━━━━━ EXERCISE INPUT ━━━━━
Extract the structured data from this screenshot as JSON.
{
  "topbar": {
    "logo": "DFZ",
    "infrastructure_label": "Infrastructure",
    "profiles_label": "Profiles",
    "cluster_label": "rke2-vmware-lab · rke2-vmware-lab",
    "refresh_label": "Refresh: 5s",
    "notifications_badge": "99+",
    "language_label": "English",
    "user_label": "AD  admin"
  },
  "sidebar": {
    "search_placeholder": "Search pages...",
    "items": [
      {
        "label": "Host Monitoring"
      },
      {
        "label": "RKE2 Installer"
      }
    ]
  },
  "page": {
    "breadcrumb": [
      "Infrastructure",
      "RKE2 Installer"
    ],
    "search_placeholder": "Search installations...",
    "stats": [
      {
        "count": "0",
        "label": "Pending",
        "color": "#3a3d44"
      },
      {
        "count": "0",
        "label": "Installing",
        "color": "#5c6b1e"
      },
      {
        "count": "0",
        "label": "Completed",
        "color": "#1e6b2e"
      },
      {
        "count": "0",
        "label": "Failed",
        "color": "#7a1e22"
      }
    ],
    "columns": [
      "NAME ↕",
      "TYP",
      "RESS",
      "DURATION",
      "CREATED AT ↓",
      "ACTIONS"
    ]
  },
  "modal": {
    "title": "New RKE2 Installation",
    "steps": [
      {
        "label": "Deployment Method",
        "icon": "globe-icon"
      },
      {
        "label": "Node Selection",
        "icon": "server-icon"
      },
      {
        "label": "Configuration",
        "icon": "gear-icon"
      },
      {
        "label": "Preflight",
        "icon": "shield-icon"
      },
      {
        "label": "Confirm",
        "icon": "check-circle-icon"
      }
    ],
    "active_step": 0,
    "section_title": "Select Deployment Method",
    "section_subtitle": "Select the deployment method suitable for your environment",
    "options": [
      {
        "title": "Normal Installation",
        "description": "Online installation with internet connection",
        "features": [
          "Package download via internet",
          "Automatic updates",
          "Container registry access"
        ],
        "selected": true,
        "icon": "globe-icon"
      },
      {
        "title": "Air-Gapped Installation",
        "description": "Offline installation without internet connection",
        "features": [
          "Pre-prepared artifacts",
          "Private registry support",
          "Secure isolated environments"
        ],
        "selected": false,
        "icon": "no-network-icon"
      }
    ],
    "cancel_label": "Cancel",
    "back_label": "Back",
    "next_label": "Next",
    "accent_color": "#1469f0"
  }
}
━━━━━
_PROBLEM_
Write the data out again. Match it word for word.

_WRITTEN ANSWER_
Extract the structured data from this screenshot as JSON.
{
  "topbar": {
    "logo": "DFZ",
    "infrastructure_label": "Infrastructure",
    "profiles_label": "Profiles",
    "cluster_label": "rke2-vmware-lab · rke2-vmware-lab",
    "refresh_label": "Refresh: 5s",
    "notifications_badge": "99+",
    "language_label": "English",
    "user_label": "AD  admin"
  },
  "sidebar": {
    "search_placeholder": "Search pages...",
    "items": [
      {
        "label": "Host Monitoring"
      },
      {
        "label": "RKE2 Installer"
      }
    ]
  },
  "page": {
    "breadcrumb": [
      "Infrastructure",
      "RKE2 Installer"
    ],
    "search_placeholder": "Search installations...",
    "stats": [
      {
        "count": "0",
        "label": "Pending",
        "color": "#3a3d44"
      },
      {
        "count": "0",
        "label": "Installing",
        "color": "#5c6b1e"
      },
      {
        "count": "0",
        "label": "Completed",
        "color": "#1e6b2e"
      },
      {
        "count": "0",
        "label": "Failed",
        "color": "#7a1e22"
      }
    ],
    "columns": [
      "NAME ↕",
      "TYP",
      "RESS",
      "DURATION",
      "CREATED AT ↓",
      "ACTIONS"
    ]
  },
  "modal": {
    "title": "New RKE2 Installation",
    "steps": [
      {
        "label": "Deployment Method",
        "icon": "globe-icon"
      },
      {
        "label": "Node Selection",
        "icon": "server-icon"
      },
      {
        "label": "Configuration",
        "icon": "gear-icon"
      },
      {
        "label": "Preflight",
        "icon": "shield-icon"
      },
      {
        "label": "Confirm",
        "icon": "check-circle-icon"
      }
    ],
    "active_step": 0,
    "section_title": "Select Deployment Method",
    "section_subtitle": "Select the deployment method suitable for your environment",
    "options": [
      {
        "title": "Normal Installation",
        "description": "Online installation with internet connection",
        "features": [
          "Package download via internet",
          "Automatic updates",
          "Container registry access"
        ],
        "selected": true,
        "icon": "globe-icon"
      },
      {
        "title": "Air-Gapped Installation",
        "description": "Offline installation without internet connection",
        "features": [
          "Pre-prepared artifacts",
          "Private registry support",
          "Secure isolated environments"
        ],
        "selected": false,
        "icon": "no-network-icon"
      }
    ],
    "cancel_label": "Cancel",
    "back_label": "Back",
    "next_label": "Next",
    "accent_color": "#1469f0"
  }
}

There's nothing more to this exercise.